ComoniconModule

All the terminals are under my command. Comonicon is a CLI (Command Line Interface) generator that features light-weight dependency (optional to have zero dependency), fast start-up time and easy to use. See the website for more info.

source

Quick Start

The simplest and most common way to use Comonicon is to use @cast and @main.

Missing docstring.

Missing docstring for @main. Check Documenter's build log for details.

Let's use a simple example to show how, the following example creates a command using @main.

using Comonicon
@main function mycmd(arg; option="Sam", flag::Bool=false)
    @show arg
    @show option
    @show flag
end

if you write this into a script file myscript.jl and execute it using

julia myscript.jl -h

You will see the following in your terminal.

myscript-help

If you want to add some description to your command, you can just write it as a Julia function doc string, e.g

using Comonicon

"""
my first Comonicon CLI.
"""
@main function mycmd(arg; option="Sam", flag::Bool=false)
    @show arg
    @show option
    @show flag
end

myscript-help-docstring

but you might also want to have more detailed help message for your CLI arguments and options, you can specify them via doc string:

"""
my command line interface.

# Arguments

- `arg`: an argument

# Options

- `-o, --option`: an option that has short option.

# Flags

- `-f, --flag`: a flag that has short flag.
"""
@main function mycmd(arg; option="Sam", flag::Bool=false)
    @show arg
    @show option
    @show flag
end

This will give a help message looks like below after execute this in myscript.jl via julia myscript.jl

mycmd-option-doc

Now, you can directly use this script from command line in this way. But if you want to make it accessible in shell, should do the following:
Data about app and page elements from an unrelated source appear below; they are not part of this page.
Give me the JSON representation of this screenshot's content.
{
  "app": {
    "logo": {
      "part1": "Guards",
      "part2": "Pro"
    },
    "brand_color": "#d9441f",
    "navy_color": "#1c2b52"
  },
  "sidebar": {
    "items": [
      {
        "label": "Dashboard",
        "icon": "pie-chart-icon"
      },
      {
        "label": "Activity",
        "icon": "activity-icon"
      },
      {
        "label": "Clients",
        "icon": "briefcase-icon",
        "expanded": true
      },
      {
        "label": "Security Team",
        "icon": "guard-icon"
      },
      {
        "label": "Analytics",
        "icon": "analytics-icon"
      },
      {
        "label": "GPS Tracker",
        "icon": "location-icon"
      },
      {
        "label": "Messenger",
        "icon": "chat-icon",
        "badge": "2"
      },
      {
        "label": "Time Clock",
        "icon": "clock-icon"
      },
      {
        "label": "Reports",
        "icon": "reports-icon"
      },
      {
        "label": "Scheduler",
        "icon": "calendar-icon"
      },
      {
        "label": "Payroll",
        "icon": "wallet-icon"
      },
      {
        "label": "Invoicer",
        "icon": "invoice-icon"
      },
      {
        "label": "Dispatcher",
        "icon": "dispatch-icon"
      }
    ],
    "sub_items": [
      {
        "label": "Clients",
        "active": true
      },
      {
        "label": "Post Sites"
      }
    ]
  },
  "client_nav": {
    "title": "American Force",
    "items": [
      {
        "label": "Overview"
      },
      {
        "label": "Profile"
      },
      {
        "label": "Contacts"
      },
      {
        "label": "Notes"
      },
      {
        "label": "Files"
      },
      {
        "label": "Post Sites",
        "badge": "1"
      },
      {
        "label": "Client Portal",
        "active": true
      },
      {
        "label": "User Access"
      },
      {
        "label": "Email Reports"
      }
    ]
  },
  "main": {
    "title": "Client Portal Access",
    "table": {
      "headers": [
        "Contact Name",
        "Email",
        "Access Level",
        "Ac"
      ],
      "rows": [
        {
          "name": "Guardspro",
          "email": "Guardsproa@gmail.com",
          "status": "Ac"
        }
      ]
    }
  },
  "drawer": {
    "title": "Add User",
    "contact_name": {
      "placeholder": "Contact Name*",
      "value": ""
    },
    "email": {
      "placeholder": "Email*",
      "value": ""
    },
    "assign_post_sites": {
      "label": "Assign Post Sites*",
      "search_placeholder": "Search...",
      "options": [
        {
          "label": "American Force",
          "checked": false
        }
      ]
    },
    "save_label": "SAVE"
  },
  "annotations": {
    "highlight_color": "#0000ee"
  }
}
  • create a file without any extension called mycmd
  • copy the script above
  • add the following line on the top of your script mycmd (this is called shebang):
#!<path to your julia executable>

now your mycmd script should look like the following

#!<path to your julia executable>
using Comonicon

"""
my first Comonicon CLI.
"""
@main function mycmd(arg; option="Sam", flag::Bool=false)
    @show arg
    @show option
    @show flag
end
  • now we need to give this file permission via chmod:
chmod +x mycmd
  • you can now execute this file directly via ./mycmd, if you want to be able to execute this cmd directly from anywhere in your terminal, you can move this file to .julia/bin folder, then add .julia/bin to your PATH
export PATH="$HOME/.julia/bin:$PATH"

What's under the hood?

Now let me explain what @main does here. In short it does the following things:

  • parse your expression and create a command line object
  • use this command line object to create an entry (See Conventions section to read about its convention)
  • generate a Julia script to actually execute the command
  • cache the generated Julia script into a file so it won't need to recompile your code again

Developer Recommendations

For simple and small cases, a CLI script is sufficient.

However, for larger projects and more serious usage, one should create a Comonicon CLI project to use the full power of Comonicon. You will be able to gain the following features for free in a Comonicon project:

  • much faster startup time
  • automatic CLI installation
  • much easier to deliver it to more users:
    • can be registered and installed as a Julia package
    • distributable system image build in CI (powered by PackageCompiler)
    • distributable standalone application build in CI (powered by PackageCompiler)